MILD PAIN GUARANTEED
Opening night October 19th, 2023
OCT 19 – NOV 25 L’SPACE Gallery
524 W 19th St, New York, NY 10011
My first recollection of making art is when I made a woodcut of a deer during a handicraft lesson at school, when I was around ten years old. I still remember the strangeness of it, as if my hands were out of my control, working on their own. When I saw the finished work, I was so surprised and proud; it was pure joy. After that, I just wanted to recreate that experience as often as I could and to this day I still feel the same strangeness while I work, as if someone else takes the lead.
We were an immigrant family, living in a small apartment in a beach town in Israel, very close to the Lebanon border. My parents were focused on survival: money and practicalities were the big issues, and cultivating my talent was not top of the list. I had to be creative in finding where and when to work, so I broke into – and painted in – bomb shelters. The neighbors complained and threw me and my paintings out many times, but I found my way back in. And thus working became entangled in my mind with a sense of urgency, isolation, autonomy; with naked walls, emptiness and danger.
Growing up in a small provincial town, I was starved for intellectual stimulation. I read a lot of books and watched art documentaries for hours on the only channel that broadcast them at the time. The programs focused on the great art masters – Goya, Van Gogh, Monet, Picasso, Munch, Bacon and so on – and they usually didn’t go further than the mid-twentieth century, but for me these films were the big wide art world.
Later, I did some catching up on my own. I was an autodidact and I consumed pretty much everything I could find. In my early twenties, I felt a strong connection to German Expressionism. When I saw works by Kirchner, Nolde, Beckmann and Dix, I felt as if they had a direct line to my soul: the intensity of the colors, the brutality, the vulnerability and trauma.
Something of that has lingered and become a part of my artistic language. All my works, irrespective of the medium (oil, watercolor, needlework or tapestry) are expressive, with intense color palettes.
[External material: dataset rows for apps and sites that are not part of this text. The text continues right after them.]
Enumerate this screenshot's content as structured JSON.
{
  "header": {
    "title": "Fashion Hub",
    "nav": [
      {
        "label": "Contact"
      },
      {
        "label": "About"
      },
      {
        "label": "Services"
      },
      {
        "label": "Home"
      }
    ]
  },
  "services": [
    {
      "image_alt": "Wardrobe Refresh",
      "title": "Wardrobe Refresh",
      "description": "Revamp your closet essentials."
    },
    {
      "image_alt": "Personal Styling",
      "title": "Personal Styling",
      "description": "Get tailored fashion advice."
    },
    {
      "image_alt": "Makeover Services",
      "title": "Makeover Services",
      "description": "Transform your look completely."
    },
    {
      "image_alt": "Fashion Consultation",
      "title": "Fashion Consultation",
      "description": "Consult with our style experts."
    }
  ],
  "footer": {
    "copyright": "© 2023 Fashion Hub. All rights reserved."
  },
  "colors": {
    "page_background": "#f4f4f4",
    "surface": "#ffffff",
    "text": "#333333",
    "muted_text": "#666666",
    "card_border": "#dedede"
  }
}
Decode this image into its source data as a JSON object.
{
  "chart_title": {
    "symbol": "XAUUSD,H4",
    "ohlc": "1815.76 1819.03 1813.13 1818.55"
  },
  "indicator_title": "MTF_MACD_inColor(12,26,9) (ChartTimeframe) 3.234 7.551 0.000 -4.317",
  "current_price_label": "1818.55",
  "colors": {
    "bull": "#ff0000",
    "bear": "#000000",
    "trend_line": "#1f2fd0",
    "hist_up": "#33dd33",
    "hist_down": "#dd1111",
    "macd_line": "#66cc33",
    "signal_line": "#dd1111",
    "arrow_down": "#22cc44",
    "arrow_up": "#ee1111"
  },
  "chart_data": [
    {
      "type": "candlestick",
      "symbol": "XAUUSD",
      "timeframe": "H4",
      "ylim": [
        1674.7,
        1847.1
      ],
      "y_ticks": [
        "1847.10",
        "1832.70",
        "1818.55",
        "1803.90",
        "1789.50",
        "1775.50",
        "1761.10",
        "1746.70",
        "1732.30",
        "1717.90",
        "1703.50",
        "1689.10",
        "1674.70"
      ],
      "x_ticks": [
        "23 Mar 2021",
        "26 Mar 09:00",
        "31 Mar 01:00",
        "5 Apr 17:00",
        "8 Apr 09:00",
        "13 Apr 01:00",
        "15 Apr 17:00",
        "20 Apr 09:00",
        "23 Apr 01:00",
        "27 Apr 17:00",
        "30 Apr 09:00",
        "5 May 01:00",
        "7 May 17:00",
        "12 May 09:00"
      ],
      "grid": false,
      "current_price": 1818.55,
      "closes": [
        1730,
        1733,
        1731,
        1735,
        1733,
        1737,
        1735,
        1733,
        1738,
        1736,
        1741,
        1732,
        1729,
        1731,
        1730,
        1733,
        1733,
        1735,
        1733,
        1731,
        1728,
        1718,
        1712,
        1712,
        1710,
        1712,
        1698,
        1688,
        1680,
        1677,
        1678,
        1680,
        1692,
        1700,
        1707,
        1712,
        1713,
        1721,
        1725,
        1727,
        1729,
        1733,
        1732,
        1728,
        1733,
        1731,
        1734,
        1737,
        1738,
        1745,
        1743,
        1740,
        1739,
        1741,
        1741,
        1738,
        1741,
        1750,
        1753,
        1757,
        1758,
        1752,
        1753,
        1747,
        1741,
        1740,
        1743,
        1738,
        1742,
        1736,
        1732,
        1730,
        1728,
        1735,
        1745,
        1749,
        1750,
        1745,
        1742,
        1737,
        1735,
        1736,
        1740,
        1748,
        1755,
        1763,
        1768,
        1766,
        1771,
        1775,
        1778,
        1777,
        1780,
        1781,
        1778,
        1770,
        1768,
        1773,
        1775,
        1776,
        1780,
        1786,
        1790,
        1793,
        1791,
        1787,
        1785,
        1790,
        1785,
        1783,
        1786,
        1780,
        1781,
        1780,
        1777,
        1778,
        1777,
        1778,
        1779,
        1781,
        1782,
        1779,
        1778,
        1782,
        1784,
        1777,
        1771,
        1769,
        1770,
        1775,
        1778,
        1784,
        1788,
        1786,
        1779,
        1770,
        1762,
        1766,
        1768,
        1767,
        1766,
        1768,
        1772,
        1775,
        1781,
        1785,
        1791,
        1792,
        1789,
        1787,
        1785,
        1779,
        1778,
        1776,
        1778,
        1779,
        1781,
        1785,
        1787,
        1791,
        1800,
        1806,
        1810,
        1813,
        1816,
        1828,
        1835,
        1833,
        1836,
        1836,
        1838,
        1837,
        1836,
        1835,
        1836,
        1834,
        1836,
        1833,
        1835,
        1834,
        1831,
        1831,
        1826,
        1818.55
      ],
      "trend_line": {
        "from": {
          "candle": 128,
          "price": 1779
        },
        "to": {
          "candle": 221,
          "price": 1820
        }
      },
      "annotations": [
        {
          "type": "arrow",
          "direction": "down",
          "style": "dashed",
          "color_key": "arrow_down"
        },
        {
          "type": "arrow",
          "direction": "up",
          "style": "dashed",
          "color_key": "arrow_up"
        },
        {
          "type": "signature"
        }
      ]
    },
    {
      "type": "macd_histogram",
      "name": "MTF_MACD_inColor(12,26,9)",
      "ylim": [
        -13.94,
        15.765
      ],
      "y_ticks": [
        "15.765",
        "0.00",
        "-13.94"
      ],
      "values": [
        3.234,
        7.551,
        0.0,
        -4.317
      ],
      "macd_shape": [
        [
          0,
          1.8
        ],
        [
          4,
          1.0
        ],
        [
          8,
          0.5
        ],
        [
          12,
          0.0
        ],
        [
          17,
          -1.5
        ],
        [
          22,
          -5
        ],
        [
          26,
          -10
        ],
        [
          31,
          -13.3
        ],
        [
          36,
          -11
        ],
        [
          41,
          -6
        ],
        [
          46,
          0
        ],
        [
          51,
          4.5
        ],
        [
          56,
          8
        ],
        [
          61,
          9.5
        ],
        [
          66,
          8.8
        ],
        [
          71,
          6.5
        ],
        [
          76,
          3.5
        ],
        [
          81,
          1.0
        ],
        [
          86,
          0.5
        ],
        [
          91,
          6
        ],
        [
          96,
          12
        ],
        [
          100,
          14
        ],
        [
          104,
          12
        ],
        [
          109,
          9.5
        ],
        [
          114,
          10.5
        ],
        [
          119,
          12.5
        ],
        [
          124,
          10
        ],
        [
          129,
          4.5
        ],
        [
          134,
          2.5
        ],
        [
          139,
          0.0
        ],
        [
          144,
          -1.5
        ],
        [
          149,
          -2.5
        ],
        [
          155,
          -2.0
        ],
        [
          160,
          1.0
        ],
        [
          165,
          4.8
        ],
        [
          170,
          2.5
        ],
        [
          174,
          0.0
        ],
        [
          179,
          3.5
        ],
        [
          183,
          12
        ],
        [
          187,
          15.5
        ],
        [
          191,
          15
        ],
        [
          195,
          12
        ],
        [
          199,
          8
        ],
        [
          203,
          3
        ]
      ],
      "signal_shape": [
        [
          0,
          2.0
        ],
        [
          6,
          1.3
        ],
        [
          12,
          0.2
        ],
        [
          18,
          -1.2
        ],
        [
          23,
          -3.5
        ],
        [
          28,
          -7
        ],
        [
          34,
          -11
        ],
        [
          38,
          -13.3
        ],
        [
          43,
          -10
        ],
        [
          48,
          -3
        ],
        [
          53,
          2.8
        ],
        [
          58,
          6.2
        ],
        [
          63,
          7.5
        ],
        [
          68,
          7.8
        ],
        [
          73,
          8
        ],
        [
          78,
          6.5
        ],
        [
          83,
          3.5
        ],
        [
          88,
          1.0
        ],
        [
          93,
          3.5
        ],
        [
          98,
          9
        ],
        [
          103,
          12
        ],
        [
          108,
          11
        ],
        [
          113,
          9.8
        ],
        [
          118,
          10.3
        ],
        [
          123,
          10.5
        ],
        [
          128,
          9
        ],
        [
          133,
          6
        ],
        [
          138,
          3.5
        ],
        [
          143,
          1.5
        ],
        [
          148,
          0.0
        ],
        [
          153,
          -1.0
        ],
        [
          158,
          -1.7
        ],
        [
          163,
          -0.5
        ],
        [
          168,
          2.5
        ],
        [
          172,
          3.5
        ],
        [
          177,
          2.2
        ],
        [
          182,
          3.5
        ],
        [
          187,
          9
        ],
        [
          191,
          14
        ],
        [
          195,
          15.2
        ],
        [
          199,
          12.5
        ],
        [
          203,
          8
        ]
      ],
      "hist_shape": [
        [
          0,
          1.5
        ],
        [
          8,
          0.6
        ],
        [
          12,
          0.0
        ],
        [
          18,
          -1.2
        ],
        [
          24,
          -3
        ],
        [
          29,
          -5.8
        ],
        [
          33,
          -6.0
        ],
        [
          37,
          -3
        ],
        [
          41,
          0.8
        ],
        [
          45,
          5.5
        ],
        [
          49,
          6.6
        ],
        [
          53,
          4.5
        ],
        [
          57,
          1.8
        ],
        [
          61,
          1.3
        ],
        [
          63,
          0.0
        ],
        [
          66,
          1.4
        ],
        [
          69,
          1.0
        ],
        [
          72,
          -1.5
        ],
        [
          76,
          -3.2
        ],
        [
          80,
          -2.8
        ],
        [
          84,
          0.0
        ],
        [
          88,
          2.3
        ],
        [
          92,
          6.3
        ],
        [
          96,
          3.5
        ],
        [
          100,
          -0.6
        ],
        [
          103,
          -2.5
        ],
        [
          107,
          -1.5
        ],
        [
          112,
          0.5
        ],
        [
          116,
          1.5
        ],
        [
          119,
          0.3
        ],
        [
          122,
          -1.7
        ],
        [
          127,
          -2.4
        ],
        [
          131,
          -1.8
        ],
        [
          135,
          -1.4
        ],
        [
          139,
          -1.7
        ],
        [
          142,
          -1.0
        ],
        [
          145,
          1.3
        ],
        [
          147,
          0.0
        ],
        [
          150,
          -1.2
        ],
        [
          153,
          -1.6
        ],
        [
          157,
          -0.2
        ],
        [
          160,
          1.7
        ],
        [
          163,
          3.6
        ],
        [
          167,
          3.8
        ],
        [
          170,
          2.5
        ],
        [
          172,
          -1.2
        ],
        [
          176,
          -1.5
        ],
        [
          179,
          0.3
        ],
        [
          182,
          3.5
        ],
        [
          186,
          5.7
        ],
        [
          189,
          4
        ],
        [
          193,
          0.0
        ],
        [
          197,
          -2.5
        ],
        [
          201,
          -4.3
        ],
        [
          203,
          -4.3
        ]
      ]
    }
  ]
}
But it goes deeper than that. German Expressionism’s representation of the human experience is direct and honest. Humanity isn’t flattered, and there is no place for hygiene or politeness, no idealization of life or art. I believe deeply in these artistic values and try to act upon them and express them in my works.
Perhaps it is not surprising then that many of my works have a streak of morbidity and depict mummies and body parts. I have a great fondness for monsters and other hellish creatures, some of which have become constant companions and reappear in my work over the years. It isn’t something that I plan. Most of the time, the work gives birth to the idea and not the other way round. Maybe that is why it is hard for me to see my works as finished. I keep coming back to oil paintings, even after they have been exhibited, and often I paint a completely new painting on top of an old one. Many of my works are fleshy, with all their past trials hidden under the surface. I like it when a painting has arteries, veins and flesh that suggest the presence of inaccessible memories.
Following my formal art studies I left for Europe and ended up living and teaching for several years in Hamburg and Berlin. There, I was introduced to the work of contemporary painters such as Neo Rauch, Tal R, Cecily Brown, Nicole Eisenman, Daniel Richter, Jonathan Meese and Dana Schutz. Each of them has left a mark on my work, together with others that I haven’t named (the list is long).
As well as art, nature has been my greatest passion and inspiration. I feel towards nature a pure and insatiable curiosity. In my works, it isn’t nice or pleasant; its beauty is too grand for that. It is a place with no mental leisure for culture, a place where I deal with my limitation as a cultured human being.
Nowadays, I live and work in my studio in the Central District of Israel. Because of my intensive work on tapestries in the last three years, there is wool everywhere: a treasure trove for my cats. The studio is isolated, quiet; the structure is improvised and nature is very dominant. It is perfect for my needs. My hunger for intellectual stimulation and sources of inspiration is still as prominent as when I was young – so I tend to gobble up everything I see while walking in the street. I read books on all sorts of subjects; see exhibitions; watch films and TV series. I am an avid fan, among other things, of horror and science fiction.
Photographer: Lena Gomon